§ **Aim of the task**:
For the string "size", state how many lines of the data hold it. Give nothing besides the number.

(Beginning of Exercise material)

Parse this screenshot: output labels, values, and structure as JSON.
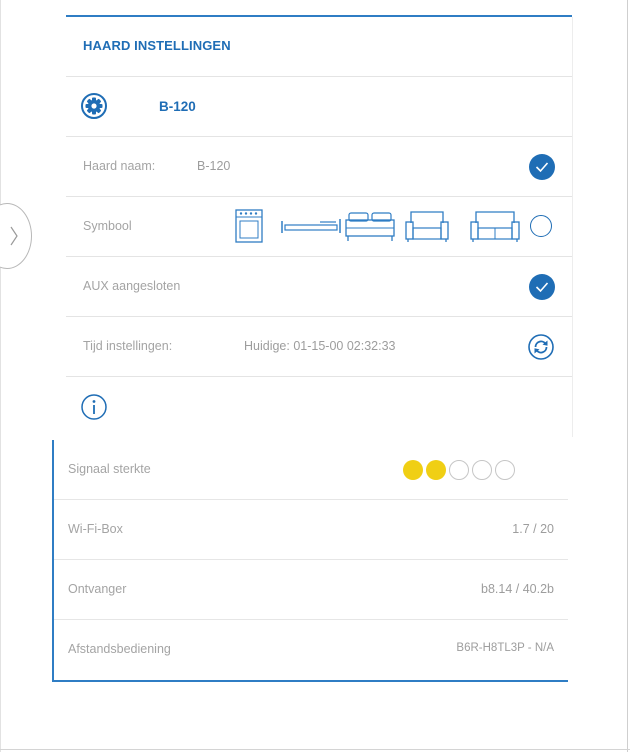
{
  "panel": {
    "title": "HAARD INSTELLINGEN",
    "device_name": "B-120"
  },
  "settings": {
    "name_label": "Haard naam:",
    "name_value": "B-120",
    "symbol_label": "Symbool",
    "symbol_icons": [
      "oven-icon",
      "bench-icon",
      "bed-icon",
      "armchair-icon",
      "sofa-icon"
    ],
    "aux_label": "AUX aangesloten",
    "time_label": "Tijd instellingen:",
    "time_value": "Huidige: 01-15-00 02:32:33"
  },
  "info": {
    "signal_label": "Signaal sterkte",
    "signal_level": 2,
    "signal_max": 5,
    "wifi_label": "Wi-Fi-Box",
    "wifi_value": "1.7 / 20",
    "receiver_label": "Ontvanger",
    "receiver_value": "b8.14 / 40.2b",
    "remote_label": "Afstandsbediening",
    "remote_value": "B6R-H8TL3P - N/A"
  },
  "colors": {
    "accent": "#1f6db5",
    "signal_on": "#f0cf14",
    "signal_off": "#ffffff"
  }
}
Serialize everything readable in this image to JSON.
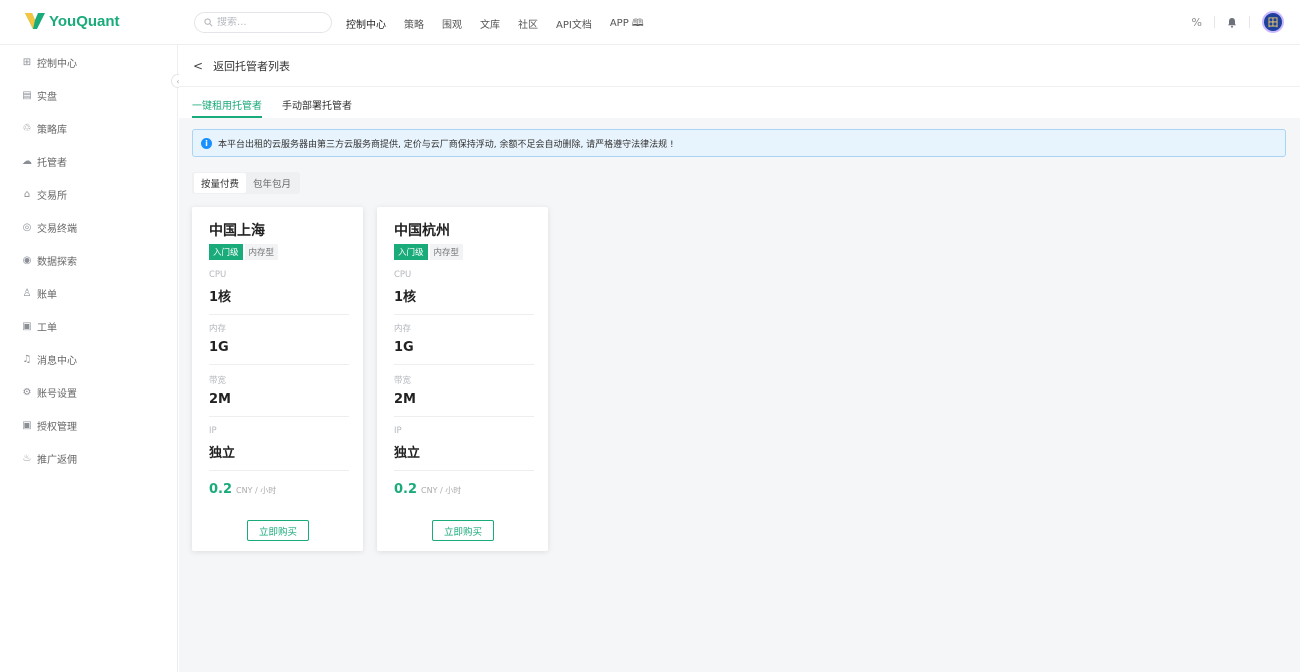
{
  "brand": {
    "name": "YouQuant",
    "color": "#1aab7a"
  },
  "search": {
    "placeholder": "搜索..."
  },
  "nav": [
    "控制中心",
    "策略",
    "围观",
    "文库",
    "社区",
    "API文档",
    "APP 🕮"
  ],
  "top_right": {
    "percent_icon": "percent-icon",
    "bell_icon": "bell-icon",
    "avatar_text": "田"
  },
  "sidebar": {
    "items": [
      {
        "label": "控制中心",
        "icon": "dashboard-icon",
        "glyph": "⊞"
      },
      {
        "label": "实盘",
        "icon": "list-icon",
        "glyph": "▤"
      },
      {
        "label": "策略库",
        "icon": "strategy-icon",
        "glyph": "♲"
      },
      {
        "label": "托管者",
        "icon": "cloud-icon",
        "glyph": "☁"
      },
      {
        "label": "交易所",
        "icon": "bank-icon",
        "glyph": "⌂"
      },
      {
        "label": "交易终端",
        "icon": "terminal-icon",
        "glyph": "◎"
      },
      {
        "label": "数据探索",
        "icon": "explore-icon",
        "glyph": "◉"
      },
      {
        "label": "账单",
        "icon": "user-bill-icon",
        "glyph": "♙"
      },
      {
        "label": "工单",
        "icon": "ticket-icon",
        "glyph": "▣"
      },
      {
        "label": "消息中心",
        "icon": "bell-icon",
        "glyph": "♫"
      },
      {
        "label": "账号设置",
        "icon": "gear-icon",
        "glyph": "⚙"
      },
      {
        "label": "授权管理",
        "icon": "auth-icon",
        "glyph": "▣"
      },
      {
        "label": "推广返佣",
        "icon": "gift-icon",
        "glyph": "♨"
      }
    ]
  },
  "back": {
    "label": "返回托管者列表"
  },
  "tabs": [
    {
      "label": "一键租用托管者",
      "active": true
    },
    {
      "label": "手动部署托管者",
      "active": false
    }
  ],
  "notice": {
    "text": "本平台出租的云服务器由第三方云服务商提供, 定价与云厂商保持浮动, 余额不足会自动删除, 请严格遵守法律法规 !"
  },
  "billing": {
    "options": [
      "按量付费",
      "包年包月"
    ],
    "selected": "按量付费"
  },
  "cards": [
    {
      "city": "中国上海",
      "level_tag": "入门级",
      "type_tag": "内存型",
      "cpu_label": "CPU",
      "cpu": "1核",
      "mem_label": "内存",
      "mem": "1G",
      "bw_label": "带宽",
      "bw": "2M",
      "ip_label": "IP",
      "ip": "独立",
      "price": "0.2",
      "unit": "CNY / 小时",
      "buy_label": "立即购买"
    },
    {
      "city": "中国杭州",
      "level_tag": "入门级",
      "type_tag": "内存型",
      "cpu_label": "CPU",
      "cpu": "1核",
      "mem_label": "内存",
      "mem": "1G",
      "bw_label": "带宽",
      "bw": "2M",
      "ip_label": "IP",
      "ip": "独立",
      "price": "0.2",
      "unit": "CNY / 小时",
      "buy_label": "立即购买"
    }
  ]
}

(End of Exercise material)
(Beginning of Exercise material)

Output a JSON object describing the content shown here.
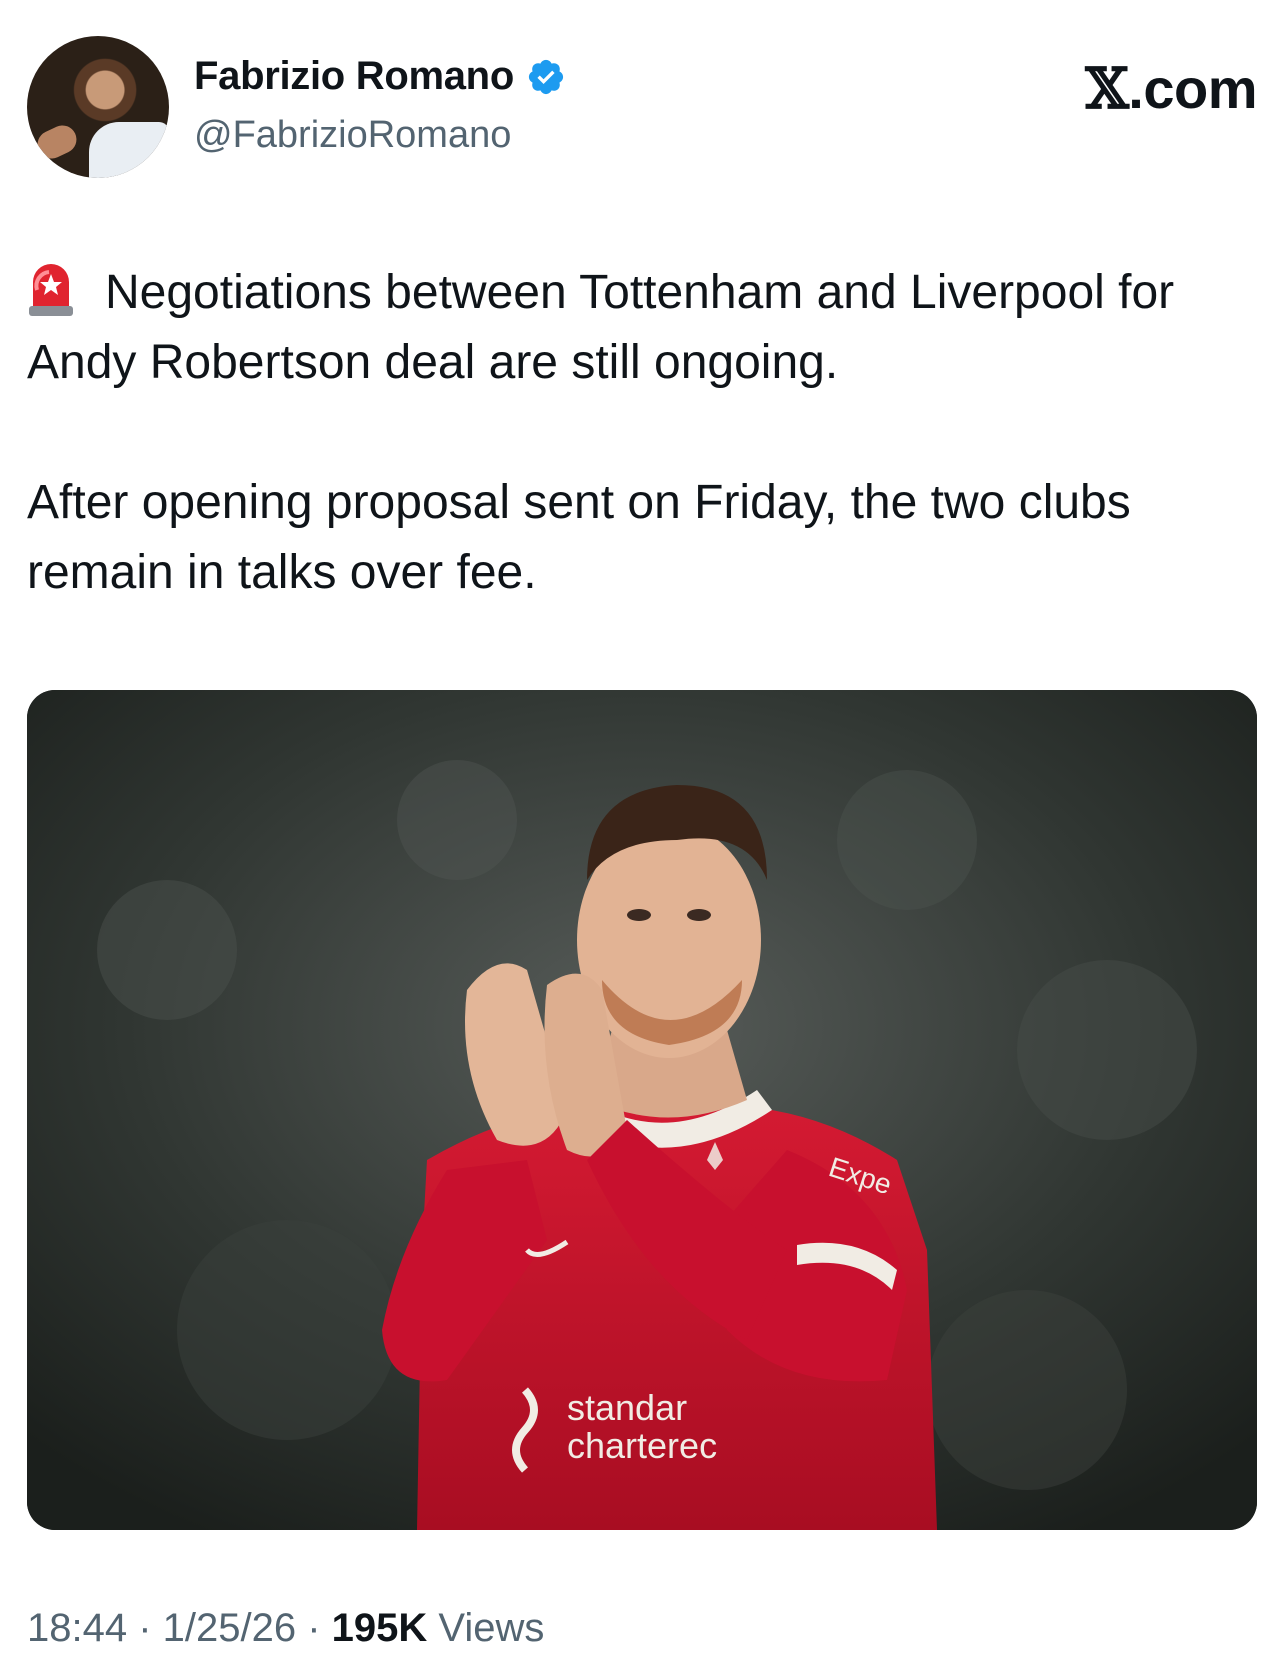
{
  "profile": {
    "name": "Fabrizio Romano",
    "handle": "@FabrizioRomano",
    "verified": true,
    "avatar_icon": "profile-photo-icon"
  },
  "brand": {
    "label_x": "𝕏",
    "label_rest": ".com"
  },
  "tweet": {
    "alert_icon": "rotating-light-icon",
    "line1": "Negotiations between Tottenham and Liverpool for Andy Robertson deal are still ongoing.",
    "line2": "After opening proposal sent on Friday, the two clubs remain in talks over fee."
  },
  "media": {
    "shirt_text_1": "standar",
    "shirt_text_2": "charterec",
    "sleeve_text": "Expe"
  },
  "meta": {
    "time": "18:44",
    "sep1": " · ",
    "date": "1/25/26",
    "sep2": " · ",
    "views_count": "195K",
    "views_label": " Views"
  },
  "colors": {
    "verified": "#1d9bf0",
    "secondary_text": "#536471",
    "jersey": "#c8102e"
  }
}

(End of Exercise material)
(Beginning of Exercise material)

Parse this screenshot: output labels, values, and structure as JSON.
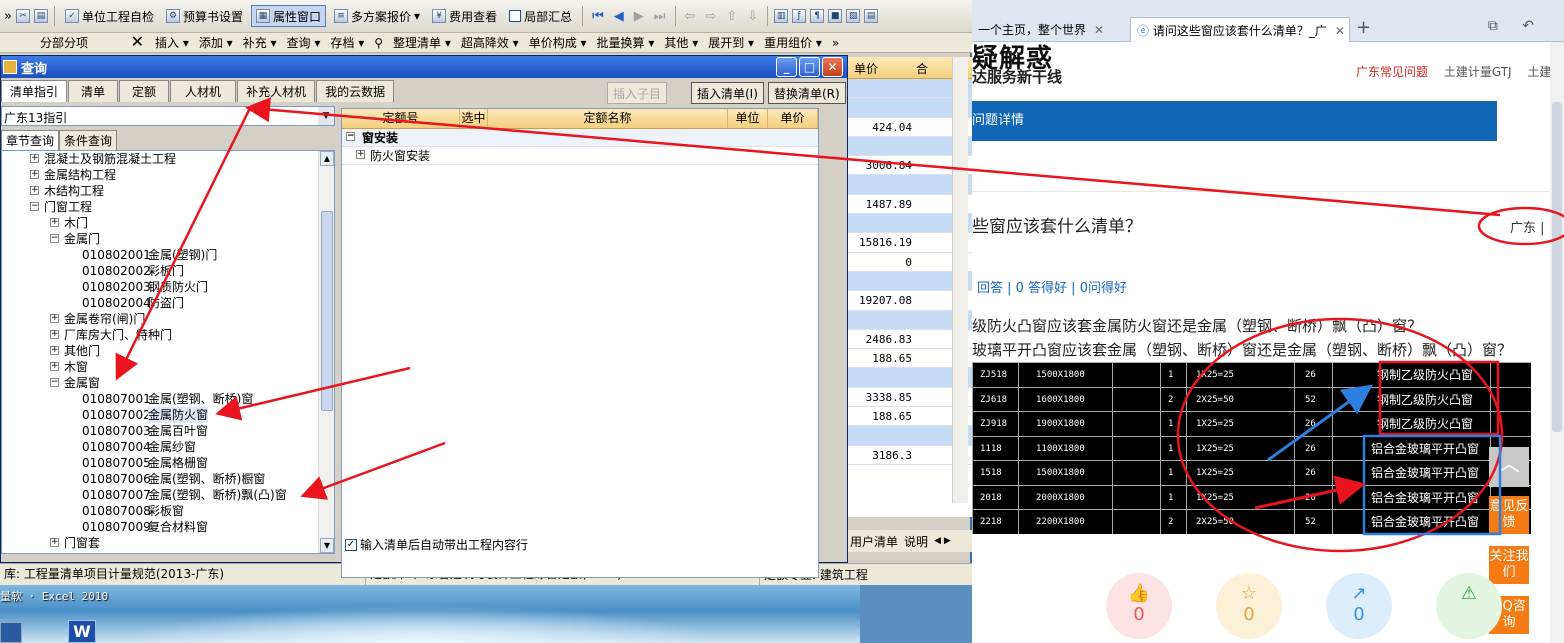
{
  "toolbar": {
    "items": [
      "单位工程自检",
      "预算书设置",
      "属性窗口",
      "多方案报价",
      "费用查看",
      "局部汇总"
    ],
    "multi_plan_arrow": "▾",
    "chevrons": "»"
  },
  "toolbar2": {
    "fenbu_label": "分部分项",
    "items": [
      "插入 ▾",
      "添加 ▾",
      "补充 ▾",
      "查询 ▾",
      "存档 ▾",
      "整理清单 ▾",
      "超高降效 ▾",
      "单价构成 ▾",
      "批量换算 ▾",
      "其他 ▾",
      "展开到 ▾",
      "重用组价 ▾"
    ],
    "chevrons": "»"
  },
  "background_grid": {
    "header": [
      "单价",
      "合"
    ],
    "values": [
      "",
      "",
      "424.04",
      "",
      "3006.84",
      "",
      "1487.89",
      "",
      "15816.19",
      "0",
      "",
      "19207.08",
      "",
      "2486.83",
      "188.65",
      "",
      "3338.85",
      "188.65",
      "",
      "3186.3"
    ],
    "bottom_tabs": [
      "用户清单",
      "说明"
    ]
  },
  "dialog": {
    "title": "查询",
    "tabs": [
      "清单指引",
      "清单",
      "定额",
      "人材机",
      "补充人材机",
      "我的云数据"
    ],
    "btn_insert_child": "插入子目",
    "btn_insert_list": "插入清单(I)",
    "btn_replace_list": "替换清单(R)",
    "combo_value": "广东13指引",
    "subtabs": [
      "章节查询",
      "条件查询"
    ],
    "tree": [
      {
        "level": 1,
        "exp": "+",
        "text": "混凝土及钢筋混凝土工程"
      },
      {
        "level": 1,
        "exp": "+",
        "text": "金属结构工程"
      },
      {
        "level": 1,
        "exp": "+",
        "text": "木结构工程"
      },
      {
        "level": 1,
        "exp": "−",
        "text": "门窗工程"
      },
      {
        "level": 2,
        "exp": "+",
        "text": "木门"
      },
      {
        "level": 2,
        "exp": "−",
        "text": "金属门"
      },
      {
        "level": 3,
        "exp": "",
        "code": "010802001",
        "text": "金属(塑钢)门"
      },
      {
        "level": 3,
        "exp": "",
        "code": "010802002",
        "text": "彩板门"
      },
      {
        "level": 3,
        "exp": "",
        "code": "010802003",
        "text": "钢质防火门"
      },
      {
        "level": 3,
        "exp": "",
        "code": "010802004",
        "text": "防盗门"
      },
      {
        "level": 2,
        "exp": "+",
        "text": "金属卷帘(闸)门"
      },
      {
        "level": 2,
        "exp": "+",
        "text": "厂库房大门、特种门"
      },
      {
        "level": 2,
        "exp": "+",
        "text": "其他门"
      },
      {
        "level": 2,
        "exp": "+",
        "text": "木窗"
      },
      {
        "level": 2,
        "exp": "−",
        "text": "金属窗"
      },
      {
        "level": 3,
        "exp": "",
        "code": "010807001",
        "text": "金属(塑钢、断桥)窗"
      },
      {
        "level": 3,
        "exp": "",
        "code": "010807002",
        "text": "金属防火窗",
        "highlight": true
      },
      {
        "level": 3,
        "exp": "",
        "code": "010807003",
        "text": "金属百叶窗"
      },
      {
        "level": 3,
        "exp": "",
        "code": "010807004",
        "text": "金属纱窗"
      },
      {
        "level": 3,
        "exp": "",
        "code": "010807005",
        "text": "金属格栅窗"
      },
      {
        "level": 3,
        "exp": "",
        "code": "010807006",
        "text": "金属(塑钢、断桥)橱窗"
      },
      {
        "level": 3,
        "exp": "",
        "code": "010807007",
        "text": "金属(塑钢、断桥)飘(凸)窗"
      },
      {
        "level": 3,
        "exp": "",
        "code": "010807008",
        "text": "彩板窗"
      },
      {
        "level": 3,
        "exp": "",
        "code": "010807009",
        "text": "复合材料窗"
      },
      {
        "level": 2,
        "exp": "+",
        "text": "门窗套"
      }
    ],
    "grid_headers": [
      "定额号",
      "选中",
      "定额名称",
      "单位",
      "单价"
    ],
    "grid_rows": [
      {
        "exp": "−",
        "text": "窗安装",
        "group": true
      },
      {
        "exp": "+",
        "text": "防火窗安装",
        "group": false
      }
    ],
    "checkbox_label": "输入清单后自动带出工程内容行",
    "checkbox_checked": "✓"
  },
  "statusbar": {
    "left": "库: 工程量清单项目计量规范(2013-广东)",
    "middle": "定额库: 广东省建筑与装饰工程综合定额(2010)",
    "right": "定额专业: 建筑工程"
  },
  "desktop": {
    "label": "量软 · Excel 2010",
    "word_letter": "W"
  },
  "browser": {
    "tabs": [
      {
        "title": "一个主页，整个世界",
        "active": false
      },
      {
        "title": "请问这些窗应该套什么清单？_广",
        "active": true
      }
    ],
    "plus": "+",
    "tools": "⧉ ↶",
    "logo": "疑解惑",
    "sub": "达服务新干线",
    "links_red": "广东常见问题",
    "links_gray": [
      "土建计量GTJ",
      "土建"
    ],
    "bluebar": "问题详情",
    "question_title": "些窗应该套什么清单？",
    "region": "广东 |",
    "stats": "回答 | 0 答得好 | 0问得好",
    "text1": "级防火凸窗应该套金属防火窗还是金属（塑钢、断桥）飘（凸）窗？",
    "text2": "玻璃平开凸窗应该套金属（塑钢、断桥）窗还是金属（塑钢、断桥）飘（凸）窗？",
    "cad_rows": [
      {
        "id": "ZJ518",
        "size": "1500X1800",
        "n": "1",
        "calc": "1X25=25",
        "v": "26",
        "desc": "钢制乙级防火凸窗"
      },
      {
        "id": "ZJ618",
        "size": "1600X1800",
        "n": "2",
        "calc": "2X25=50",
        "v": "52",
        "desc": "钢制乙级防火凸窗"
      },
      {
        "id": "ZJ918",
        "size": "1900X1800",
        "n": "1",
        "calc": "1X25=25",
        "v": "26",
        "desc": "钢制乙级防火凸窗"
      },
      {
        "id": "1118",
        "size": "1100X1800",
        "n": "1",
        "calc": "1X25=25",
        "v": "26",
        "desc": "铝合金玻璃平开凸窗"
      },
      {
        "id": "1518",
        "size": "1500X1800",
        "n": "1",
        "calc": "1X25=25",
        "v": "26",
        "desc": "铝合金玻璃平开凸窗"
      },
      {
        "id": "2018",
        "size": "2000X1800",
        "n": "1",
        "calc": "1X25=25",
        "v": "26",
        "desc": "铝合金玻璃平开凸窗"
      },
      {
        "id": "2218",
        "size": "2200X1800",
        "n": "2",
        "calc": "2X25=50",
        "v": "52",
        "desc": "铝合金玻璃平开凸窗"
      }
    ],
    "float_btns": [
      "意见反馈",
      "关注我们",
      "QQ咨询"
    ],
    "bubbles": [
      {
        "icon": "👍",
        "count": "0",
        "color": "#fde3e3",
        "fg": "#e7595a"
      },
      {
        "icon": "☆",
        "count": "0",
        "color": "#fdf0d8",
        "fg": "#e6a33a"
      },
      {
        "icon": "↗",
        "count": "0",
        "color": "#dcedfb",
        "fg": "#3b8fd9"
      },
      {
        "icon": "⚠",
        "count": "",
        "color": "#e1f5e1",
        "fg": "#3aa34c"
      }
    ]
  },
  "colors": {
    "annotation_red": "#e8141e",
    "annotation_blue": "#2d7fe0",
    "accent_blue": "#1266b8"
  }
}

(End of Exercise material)

§ **Task result**:
7